▶ About this exercise
Below are entries to reproduce exactly, apart from their pictures.

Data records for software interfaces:
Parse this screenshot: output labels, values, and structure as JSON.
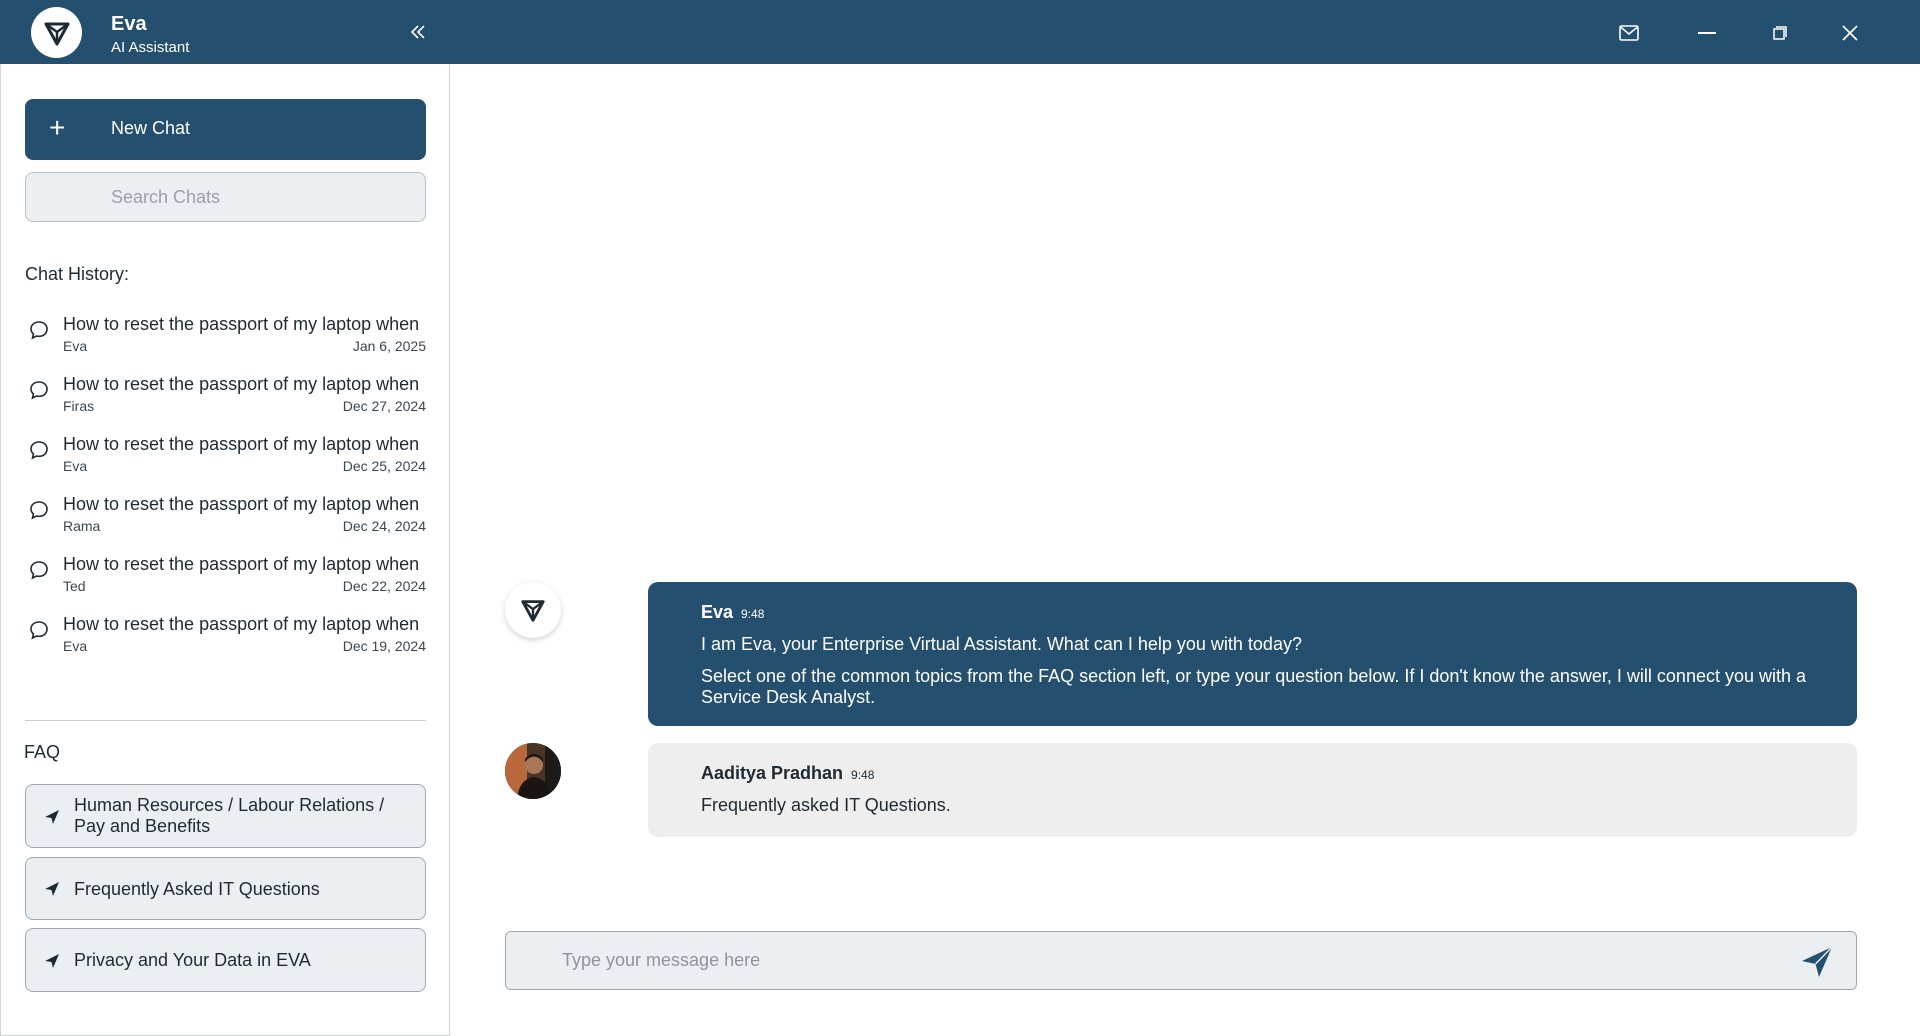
{
  "app": {
    "name": "Eva",
    "subtitle": "AI Assistant"
  },
  "sidebar": {
    "new_chat_label": "New Chat",
    "search_placeholder": "Search Chats",
    "history_title": "Chat History:",
    "history": [
      {
        "title": "How to reset the passport of my laptop when",
        "who": "Eva",
        "date": "Jan 6, 2025"
      },
      {
        "title": "How to reset the passport of my laptop when",
        "who": "Firas",
        "date": "Dec 27, 2024"
      },
      {
        "title": "How to reset the passport of my laptop when",
        "who": "Eva",
        "date": "Dec 25, 2024"
      },
      {
        "title": "How to reset the passport of my laptop when",
        "who": "Rama",
        "date": "Dec 24, 2024"
      },
      {
        "title": "How to reset the passport of my laptop when",
        "who": "Ted",
        "date": "Dec 22, 2024"
      },
      {
        "title": "How to reset the passport of my laptop when",
        "who": "Eva",
        "date": "Dec 19, 2024"
      }
    ],
    "faq_title": "FAQ",
    "faq": [
      {
        "label": "Human Resources / Labour Relations / Pay and Benefits"
      },
      {
        "label": "Frequently Asked IT Questions"
      },
      {
        "label": "Privacy and Your Data in EVA"
      }
    ]
  },
  "chat": {
    "messages": [
      {
        "name": "Eva",
        "time": "9:48",
        "line1": "I am Eva, your Enterprise Virtual Assistant. What can I help you with today?",
        "line2": "Select one of the common topics from the FAQ section left, or type your question below. If I don't know the answer, I will connect you with a Service Desk Analyst."
      },
      {
        "name": "Aaditya Pradhan",
        "time": "9:48",
        "line1": "Frequently asked IT Questions."
      }
    ],
    "composer_placeholder": "Type your message here"
  },
  "icons": {
    "logo": "eva-logo-icon",
    "collapse": "double-chevron-left-icon",
    "mail": "mail-icon",
    "minimize": "minimize-icon",
    "restore": "restore-icon",
    "close": "close-icon",
    "send": "send-icon",
    "chat": "chat-bubble-icon"
  },
  "colors": {
    "primary": "#244f6e",
    "panel": "#eceff1",
    "user_bubble": "#eeeeee"
  }
}
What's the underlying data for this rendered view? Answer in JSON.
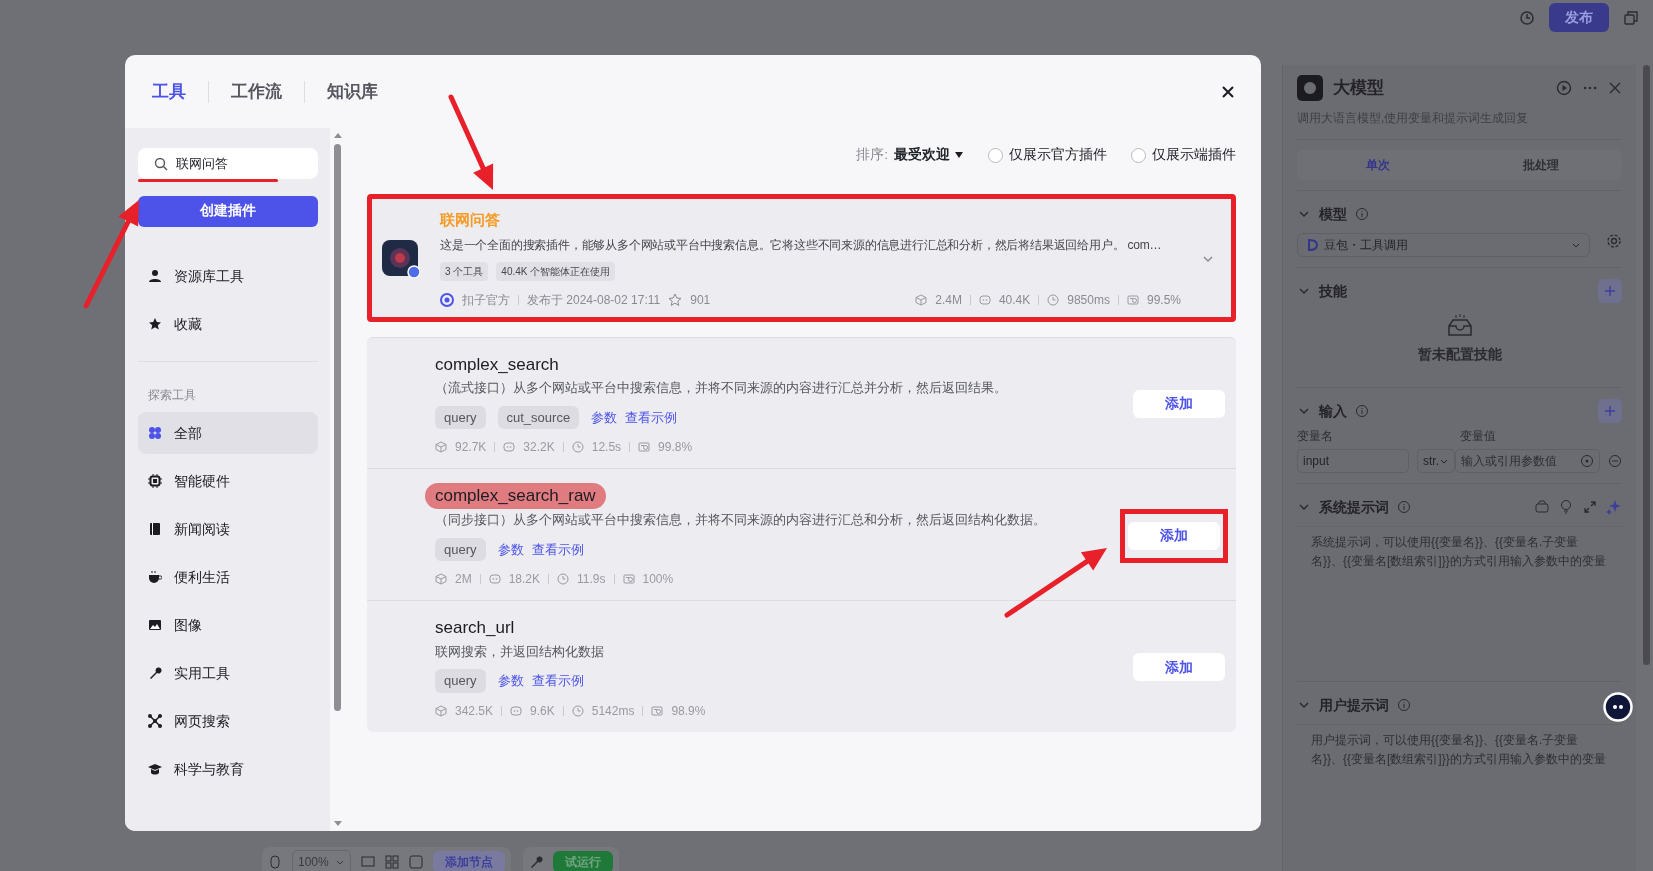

▶ Expected answer
Parse this screenshot: output labels, values, and structure as JSON.
{
  "app": {
    "name": "Eva",
    "subtitle": "AI Assistant"
  },
  "sidebar": {
    "new_chat_label": "New Chat",
    "search_placeholder": "Search Chats",
    "history_title": "Chat History:",
    "history": [
      {
        "title": "How to reset the passport of my laptop when",
        "who": "Eva",
        "date": "Jan 6, 2025"
      },
      {
        "title": "How to reset the passport of my laptop when",
        "who": "Firas",
        "date": "Dec 27, 2024"
      },
      {
        "title": "How to reset the passport of my laptop when",
        "who": "Eva",
        "date": "Dec 25, 2024"
      },
      {
        "title": "How to reset the passport of my laptop when",
        "who": "Rama",
        "date": "Dec 24, 2024"
      },
      {
        "title": "How to reset the passport of my laptop when",
        "who": "Ted",
        "date": "Dec 22, 2024"
      },
      {
        "title": "How to reset the passport of my laptop when",
        "who": "Eva",
        "date": "Dec 19, 2024"
      }
    ],
    "faq_title": "FAQ",
    "faq": [
      {
        "label": "Human Resources / Labour Relations / Pay and Benefits"
      },
      {
        "label": "Frequently Asked IT Questions"
      },
      {
        "label": "Privacy and Your Data in EVA"
      }
    ]
  },
  "chat": {
    "messages": [
      {
        "name": "Eva",
        "time": "9:48",
        "line1": "I am Eva, your Enterprise Virtual Assistant. What can I help you with today?",
        "line2": "Select one of the common topics from the FAQ section left, or type your question below. If I don't know the answer, I will connect you with a Service Desk Analyst."
      },
      {
        "name": "Aaditya Pradhan",
        "time": "9:48",
        "line1": "Frequently asked IT Questions."
      }
    ],
    "composer_placeholder": "Type your message here"
  },
  "icons": {
    "logo": "eva-logo-icon",
    "collapse": "double-chevron-left-icon",
    "mail": "mail-icon",
    "minimize": "minimize-icon",
    "restore": "restore-icon",
    "close": "close-icon",
    "send": "send-icon",
    "chat": "chat-bubble-icon"
  },
  "colors": {
    "primary": "#244f6e",
    "panel": "#eceff1",
    "user_bubble": "#eeeeee"
  }
}
What's the underlying data for this rendered view? Answer in JSON.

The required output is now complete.